For beginning or novice players, take something you’re comfortable hitting straight. You’re better off missing right than left. There are no hazards to the front of the green or any trouble, so if you miss short it will trickle up closer to the hole. There is a hill you should want to make sure you get over about halfway to the green so even if you’re short, you’ll get extra roll. After that, if off the green, chip with something you can get in the air that will land soft. There is no margin for error. Missing right, if you’re going to miss, will give you a much easier shot at making par.
Experienced players will want to play the ball left to right. Play one club lower than your distance normally would play. The greens are fast and there’s no room to be long. If you miss the green, having a flop shot in the bag is going to help.

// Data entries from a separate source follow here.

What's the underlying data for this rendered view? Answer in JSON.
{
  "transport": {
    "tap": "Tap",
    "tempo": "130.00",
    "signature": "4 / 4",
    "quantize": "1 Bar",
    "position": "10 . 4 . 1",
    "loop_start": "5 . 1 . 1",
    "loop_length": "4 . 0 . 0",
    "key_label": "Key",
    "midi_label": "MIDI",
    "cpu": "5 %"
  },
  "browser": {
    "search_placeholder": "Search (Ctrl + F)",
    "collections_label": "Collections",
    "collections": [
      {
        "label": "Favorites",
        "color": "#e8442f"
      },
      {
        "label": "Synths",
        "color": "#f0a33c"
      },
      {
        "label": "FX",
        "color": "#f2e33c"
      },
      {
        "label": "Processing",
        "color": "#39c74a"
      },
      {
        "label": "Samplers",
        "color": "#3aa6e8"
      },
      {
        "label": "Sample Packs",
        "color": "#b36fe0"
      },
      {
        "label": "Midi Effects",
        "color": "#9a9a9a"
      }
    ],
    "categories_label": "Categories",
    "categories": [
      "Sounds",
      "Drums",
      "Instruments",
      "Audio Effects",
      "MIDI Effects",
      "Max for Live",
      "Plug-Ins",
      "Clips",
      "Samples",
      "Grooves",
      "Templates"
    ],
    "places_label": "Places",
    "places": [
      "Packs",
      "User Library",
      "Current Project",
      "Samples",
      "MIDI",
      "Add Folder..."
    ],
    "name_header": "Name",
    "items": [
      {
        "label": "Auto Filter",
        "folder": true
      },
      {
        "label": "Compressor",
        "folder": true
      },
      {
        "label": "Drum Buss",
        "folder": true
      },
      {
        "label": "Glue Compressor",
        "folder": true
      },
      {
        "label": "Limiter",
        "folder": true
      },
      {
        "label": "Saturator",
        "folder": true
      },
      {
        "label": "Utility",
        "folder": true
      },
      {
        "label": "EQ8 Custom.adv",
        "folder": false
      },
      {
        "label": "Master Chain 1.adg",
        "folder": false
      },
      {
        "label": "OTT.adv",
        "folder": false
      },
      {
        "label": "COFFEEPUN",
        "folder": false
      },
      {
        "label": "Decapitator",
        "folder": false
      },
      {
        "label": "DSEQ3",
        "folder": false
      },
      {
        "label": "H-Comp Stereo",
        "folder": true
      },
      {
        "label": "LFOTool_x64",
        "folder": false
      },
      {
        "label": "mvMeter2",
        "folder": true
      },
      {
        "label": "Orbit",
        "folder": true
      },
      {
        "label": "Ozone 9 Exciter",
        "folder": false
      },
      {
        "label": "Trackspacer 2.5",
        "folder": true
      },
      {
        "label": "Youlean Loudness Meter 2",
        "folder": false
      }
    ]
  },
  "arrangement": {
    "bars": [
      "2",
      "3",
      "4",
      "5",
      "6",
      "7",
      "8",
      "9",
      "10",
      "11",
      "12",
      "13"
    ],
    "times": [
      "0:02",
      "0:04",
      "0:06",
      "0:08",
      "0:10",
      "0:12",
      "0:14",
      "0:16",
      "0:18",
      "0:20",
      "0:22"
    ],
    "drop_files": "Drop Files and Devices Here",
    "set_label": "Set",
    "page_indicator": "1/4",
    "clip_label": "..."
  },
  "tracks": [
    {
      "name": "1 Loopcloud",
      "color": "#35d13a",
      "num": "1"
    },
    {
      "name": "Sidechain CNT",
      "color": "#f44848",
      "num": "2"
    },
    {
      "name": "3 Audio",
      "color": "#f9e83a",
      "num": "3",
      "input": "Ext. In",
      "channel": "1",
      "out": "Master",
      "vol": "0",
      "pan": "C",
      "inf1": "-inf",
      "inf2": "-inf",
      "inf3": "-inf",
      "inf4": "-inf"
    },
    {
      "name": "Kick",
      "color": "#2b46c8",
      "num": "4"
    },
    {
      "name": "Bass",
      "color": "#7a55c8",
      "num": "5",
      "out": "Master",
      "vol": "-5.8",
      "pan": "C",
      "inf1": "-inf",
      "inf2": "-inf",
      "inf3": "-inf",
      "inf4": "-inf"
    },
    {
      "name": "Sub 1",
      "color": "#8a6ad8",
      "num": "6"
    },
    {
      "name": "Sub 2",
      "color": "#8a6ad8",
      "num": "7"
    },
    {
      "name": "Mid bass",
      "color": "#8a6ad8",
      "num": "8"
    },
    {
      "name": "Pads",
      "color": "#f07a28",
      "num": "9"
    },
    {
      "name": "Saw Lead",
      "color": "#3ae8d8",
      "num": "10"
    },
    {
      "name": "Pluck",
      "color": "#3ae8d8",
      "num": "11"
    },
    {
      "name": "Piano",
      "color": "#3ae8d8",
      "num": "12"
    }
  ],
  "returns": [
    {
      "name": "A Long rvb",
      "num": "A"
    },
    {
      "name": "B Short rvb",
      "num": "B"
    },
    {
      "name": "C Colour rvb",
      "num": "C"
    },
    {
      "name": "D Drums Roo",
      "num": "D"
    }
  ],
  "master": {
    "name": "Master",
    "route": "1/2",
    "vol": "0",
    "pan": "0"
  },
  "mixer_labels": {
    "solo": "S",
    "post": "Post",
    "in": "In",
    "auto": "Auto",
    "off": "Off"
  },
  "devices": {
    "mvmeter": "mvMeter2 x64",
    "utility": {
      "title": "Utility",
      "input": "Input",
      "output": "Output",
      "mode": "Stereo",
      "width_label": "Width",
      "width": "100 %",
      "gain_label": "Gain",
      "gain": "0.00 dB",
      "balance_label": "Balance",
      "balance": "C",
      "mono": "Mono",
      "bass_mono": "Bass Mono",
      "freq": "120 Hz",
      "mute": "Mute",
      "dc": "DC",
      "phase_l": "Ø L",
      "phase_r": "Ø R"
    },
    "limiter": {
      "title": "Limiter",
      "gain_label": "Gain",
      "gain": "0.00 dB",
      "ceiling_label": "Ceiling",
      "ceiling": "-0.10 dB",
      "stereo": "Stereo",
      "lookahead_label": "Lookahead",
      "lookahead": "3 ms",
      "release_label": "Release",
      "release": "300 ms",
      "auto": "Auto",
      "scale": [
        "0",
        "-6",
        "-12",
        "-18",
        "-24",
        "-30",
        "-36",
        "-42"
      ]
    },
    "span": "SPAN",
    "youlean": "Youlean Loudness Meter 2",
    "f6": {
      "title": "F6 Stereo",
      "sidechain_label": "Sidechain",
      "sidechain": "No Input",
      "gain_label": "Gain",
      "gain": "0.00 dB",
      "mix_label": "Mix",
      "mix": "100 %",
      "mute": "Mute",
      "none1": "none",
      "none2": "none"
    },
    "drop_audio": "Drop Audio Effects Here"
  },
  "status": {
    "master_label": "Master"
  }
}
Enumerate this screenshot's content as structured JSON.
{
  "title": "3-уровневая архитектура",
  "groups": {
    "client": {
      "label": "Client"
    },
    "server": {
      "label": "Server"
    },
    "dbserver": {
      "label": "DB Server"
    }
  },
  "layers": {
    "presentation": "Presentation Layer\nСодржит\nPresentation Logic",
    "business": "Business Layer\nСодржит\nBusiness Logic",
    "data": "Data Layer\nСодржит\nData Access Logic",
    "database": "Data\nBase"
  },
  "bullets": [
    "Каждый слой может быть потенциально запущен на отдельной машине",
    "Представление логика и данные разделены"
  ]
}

When I figure out the exact key to consistently getting a 3 on this hole, I’ll let you know, but having that shot in the bag has worked for me immensely. Depending on where the pin is placed, you’ll face either a steep uphill putt or a sharp downhill. If you think it isn’t a tough hole, you haven’t played it.